*Exercise objective:*
Within the records that follow, determine how many lines include the word "name". State the number and nothing further.

*Input:*
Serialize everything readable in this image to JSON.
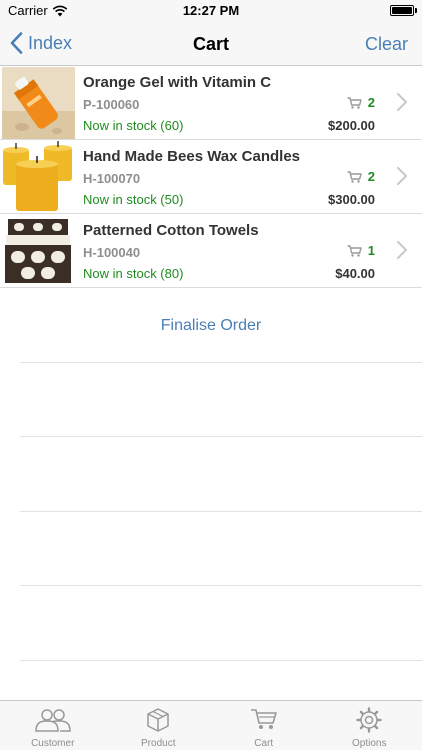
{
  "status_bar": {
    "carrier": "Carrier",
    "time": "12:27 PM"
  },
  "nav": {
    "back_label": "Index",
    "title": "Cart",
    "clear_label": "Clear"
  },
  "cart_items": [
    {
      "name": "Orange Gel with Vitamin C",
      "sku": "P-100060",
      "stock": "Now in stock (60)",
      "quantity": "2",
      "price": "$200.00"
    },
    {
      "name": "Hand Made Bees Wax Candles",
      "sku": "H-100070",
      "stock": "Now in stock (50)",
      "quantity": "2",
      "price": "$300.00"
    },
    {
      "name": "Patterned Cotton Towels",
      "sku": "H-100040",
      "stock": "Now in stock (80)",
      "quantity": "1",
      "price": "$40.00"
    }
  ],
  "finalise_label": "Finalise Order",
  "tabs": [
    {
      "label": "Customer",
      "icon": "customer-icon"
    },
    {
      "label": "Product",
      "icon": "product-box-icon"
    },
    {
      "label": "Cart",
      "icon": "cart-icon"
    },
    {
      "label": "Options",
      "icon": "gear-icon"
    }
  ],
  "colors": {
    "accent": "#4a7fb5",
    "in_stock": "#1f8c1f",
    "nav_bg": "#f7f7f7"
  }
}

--

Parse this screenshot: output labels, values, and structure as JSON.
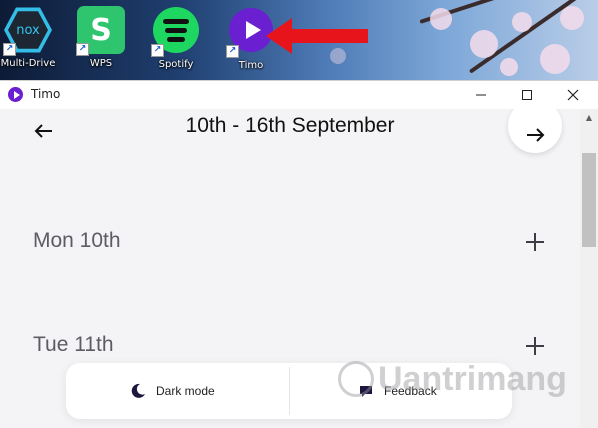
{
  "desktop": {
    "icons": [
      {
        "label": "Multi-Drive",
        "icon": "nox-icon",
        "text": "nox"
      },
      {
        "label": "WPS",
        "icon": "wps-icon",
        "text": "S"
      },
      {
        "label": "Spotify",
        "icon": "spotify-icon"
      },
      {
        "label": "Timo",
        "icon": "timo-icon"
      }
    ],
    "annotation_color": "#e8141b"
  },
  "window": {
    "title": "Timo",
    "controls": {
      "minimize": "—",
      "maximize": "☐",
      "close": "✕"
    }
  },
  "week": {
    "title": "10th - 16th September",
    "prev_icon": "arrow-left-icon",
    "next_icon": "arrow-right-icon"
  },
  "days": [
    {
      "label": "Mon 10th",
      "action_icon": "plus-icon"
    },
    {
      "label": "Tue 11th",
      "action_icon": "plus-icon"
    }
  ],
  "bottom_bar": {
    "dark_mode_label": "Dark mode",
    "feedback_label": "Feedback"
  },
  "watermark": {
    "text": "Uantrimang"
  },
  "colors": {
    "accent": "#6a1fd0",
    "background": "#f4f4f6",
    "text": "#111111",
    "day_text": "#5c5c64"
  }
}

*Your solution:*
3